Lindsey took the proffered hand and shook it. "Do you make it a habit to rescue poor maidens in need of help?" Lindsey asked in a flirty voice and was quietly shocked at herself; she'd never been this bold in her life.

"Well as it turns out, it's kind of my job." Samantha responded.

The look of confusion on Lindsey's face prompted her to continue.

"You see, I'm a firefighter. I have to save lives; I've taken an oath." With that Sammie gave her best boy-scout salute. "One of L.A.'s finest at your service."

"I see, a Ram's fan no doubt. Apparently, we don't play on the same team. And so, as a firefighter, do you come and rescue any damsel in distress? And here I thought I was special." Lindsey put on her best heartbroken expression. Her tears were now long gone.

"Honestly?" Sammie moved closer to Lindsey and in her best conspiratorial voice added, "you're the first." Then Sammie completed the look by covering her mouth with her hand as if someone were trying to hear what she were saying, "and I don't think we play on different teams."

"Oh good, I feel special again." Lindsey said smugly taking note but not mentioning the comment about the teams. However, in the back of her head, "We Are Family" started playing.

"You know, something about you tells me that you are a very special person." Sammie had the greatest grin and used it to her full advantage.

Lindsey blushed. Another snowball was thrown their way and again, broke the magic.

Sammie cleared her throat. "Well, what about us seeing how to get your rental agency out here to let you into the car. I have my cell phone and we can wait in my rental while they get here."

"You would do that for me?" Lindsey was genuinely surprised.

"Of course I would. After all, what kind of hero would I be to leave you here without solving your problem?"

Gingerly, the two women walked over to Sammie's rented SUV. Lindsey pulled out the rental car paperwork she'd shoved in her pocket and made the call. As she folded the phone closed she informed Sammie that the rental agency would be out but it would be at least three more hours.

"Hey, I have an idea," Sammie proclaimed. "Let's have dinner." She pointed at a close-by restaurant with the open sign still flickering in the window. "We can watch your car from there and come out when they get here with your key."

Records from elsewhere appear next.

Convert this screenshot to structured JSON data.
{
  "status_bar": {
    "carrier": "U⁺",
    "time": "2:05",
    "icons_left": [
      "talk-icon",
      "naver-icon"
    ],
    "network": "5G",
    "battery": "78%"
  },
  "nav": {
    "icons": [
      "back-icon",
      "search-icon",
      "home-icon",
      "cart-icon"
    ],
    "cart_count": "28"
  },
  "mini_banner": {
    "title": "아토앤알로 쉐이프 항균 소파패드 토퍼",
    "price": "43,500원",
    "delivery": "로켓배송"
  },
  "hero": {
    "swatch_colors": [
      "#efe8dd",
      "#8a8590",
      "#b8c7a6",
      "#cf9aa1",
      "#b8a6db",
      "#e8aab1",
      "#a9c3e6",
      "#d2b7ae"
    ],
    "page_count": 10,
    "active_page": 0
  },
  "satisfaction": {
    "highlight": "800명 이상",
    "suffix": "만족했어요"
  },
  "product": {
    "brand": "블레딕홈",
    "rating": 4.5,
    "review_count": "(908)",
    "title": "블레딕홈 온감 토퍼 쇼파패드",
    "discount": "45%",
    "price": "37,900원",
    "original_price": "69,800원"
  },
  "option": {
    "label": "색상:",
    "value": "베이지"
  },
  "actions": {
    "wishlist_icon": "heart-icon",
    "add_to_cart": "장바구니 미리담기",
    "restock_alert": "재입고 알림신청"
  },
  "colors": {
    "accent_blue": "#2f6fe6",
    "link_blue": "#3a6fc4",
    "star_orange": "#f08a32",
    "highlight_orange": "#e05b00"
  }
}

"That's a great idea." And with that the two women walked into the greasy diner near the Georgia Dome and changed each other's lives forever.


January 2006

"Mommy, did you lock your keys in the car again?" the cherubic three and a half year old asked around his thumb as her mom fiddled with the car door in the garage. "Mama tells me all the time of how you did that because you wanted to meet her."

"She does, huh?" the bright, green eyes sparkled and looked across the garage at her suddenly shy partner. "Well, hero, why don't you come over here and help your poor, pregnant wife with this locked car since you're so good at it."

Sammie walked over and lifted the little boy above her and over to Lindsey. "And now, Billy, tell your mommy what else I said about that day."

"Dat you named me after Billy 'Whiteshoes' Johnson?"

"No, the other thing."

"Dat it was the best day of your life and that's why you have me?"

"Yep, that's the one." Sammie walked with the boy over to Lindsey and then both bent down to kiss her cheeks. "It was the luckiest and best day and the luckiest and best decision ever in my life. And now I have you both. I just love Superbowl Sunday."